Messaging application Signal, which at one point was touted as a more secure version of Whatsapp has tweeted taking a jibe at the government amidst the growing outrage over the Pegasus phone-hacking row.
In its tweet Signal commented on the government's new IT laws that require messaging apps to break encryption, 'trace' chats and identify users in a conversation chain.
Linked along with the tweet, was the report by the Guardian that was headlined as, "Key Modi rival Rahul Gandhi among potential Indian targets of NSO client"
With regards to the Pegasus row, the latest development on July 20 claims that the phone numbers linked to top Congress and Janata Dal (Secular) leaders in Karnataka were likely targeted with Pegasus spyware in July 2019, shortly before the HD Kumaraswamy-led government was toppled, a report said on July 20.
The phone numbers which were allegedly targeted include those of G Parameshwara, the then deputy chief minister of Karnataka, and personal secretaries of then Karnataka CM HD Kumaraswamy and former state CM Siddaramaiah.
A day earlier, on July 19 it was reported that Leader of the Congress party Rahul Gandhi was also a potential surveillance target along with poll strategist Prashant Kishor.
On the same day, when the Monsoon session of the parliament began, IT Minister Ashwini Vaishnaw said it was all sensationalism with no substance.
"Any form of illegal surveillance is not possible with checks and balances in our laws and robust institutions.

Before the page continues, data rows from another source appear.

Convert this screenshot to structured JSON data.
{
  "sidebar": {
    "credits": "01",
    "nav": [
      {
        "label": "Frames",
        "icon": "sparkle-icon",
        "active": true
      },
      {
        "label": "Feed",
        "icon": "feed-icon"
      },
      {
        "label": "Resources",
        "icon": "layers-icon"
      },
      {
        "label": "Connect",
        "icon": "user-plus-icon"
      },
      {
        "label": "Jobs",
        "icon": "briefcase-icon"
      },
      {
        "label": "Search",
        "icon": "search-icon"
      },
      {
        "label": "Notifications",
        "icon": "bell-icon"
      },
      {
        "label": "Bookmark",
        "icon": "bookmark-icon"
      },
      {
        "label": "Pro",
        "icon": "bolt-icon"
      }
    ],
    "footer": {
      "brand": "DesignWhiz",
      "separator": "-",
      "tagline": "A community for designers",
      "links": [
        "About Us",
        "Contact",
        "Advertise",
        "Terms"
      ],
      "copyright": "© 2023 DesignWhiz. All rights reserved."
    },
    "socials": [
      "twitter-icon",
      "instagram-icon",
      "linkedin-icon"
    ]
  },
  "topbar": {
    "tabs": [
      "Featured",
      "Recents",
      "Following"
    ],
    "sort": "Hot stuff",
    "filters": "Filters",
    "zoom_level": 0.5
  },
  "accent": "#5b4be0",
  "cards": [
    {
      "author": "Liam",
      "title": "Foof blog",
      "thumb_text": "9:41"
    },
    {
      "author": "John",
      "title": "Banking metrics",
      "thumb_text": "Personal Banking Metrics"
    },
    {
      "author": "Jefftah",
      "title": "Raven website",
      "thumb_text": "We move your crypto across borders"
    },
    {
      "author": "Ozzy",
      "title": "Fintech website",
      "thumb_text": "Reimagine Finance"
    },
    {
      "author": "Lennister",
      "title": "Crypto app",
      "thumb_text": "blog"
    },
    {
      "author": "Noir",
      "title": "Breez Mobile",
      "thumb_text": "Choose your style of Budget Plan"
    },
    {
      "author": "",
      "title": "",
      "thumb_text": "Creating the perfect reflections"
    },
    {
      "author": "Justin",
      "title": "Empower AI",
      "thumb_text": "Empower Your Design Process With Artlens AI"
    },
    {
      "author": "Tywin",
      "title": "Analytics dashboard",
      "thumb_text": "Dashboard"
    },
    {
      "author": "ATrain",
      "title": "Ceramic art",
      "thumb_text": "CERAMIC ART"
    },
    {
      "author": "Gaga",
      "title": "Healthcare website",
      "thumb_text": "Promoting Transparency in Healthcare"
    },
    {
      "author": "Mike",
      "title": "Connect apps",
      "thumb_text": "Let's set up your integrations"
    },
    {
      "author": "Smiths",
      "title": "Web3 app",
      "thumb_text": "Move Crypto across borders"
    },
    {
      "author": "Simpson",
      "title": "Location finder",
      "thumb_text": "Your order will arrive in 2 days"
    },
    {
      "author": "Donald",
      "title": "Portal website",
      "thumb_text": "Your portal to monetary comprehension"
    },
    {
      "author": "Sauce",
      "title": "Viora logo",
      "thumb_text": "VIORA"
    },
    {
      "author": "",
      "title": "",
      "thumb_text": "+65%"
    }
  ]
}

In India, there is a well-established procedure through which lawful interception of electronic communication is carried out for purpose of national security," Vaishnaw added.
The Pegasus row exploded Sunday after The Wire - reporting in tandem with international media houses said phone numbers, including those belonging to journalists and opposition leaders critical of the government, were found on a list of potential surveillance targets between 2017 and 2019.
The government has denied any "unauthorised interception", and declared the reports to be "sensational", "over-the-top" and aimed at maligning the image of Indian democracy.